TRIPOLI, Libya, AP -Libya called on the Bulgarian government to negotiate the payment of blood money to win amnesty for five Bulgarian medics and a Palestinian sentenced to death for allegedly infecting 400 children with the virus that causes AIDS.
Libya has come under intense pressure from Europe and the United States to free the medics, amid accusations by human rights groups that the government concocted the charges against them to cover up unsafe practices in its hospitals and clinics.
The six medical workers, rounded up in 1999, were sentenced to death in May 2004 on charges they infected the children with HIV-contaminated blood in an experiment to find a cure for AIDS. Libya said about 50 of the infected children have died. But in May, a court postponed a ruling in the defendants” appeal of their convictions until November, raising hopes that Libya might free them.
Libya”s ambassador to Britain, Mohammed al-Zaway, said Wednesday the Bulgarian government should negotiate with the families of the victims to decide on a "diya," or blood money, which Islamic law allows to be paid to victims in murder cases to prevent a death sentence.
Bulgaria has rejected previous Libyan calls for it to pay compensation to the victims” families.
"An agreement with the families of the children would reflect positively on the case according to Islamic law," al-Zaway said after talks with U.S and British officials in Tripoli.
"The amount that the Bulgarian government agrees on with the family is not an issue for us. The important thing is the families” agreement," he told The Associated Press.
He added that Libya "will not accept arrogant language from the West."

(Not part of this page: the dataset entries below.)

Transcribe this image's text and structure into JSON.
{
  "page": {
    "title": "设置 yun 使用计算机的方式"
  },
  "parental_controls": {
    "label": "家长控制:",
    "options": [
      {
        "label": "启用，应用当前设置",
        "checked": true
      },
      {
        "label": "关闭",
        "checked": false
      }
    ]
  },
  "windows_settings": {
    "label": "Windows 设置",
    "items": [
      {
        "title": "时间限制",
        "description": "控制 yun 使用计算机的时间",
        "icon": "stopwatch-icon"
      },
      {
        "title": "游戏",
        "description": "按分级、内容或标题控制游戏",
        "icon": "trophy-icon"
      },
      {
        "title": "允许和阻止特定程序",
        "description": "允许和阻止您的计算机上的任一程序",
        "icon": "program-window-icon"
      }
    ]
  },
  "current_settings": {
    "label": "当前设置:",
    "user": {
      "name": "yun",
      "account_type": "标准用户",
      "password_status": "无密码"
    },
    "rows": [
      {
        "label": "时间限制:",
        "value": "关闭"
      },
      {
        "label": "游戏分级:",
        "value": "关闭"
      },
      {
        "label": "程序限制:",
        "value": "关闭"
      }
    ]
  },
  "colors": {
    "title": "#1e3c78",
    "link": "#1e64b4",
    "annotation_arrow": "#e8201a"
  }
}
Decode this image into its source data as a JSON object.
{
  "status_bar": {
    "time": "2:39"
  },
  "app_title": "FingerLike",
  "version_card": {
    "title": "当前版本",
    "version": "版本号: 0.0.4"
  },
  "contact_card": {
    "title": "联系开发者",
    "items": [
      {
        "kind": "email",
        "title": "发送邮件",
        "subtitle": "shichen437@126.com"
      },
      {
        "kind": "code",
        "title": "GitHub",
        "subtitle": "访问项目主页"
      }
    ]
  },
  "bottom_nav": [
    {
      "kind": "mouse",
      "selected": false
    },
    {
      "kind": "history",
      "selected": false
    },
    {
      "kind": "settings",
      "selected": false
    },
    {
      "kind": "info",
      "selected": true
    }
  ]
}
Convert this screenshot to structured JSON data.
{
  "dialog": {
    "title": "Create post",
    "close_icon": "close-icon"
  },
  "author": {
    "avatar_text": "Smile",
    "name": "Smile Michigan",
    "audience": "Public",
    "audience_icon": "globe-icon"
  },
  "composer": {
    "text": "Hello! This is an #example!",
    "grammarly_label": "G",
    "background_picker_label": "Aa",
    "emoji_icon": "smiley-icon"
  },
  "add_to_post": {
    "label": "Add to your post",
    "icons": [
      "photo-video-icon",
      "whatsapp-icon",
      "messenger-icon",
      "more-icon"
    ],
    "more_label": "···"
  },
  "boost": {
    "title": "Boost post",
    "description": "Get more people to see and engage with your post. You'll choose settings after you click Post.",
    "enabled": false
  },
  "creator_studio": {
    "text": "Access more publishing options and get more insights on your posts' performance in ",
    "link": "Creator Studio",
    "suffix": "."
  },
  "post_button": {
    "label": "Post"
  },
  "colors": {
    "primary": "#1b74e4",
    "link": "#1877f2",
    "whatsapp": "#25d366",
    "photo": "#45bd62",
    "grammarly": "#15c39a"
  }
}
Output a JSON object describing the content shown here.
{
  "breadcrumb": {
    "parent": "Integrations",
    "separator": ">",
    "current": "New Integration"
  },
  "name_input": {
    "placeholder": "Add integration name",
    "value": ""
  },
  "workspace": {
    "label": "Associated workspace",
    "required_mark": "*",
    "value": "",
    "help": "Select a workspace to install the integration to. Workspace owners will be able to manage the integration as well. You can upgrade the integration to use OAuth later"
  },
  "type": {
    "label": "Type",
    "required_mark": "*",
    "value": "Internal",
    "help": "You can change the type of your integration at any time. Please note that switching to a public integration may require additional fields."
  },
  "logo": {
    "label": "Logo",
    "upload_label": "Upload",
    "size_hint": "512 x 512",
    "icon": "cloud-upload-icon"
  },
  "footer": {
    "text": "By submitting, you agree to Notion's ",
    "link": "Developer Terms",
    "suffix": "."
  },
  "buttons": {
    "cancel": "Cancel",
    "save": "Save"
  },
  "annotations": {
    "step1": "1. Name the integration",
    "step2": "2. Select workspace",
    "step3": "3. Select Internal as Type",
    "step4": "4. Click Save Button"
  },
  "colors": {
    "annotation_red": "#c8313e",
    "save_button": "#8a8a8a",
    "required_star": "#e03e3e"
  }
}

The six defendants have complained of torture during interrogations, saying they were jolted with electricity, beaten with sticks and repeatedly jumped on while strapped to their beds. Two of the Bulgarian nurses said they were raped. All the nurses are women. In June, a Libyan court acquitted nine police officers and a doctor accused in the torture.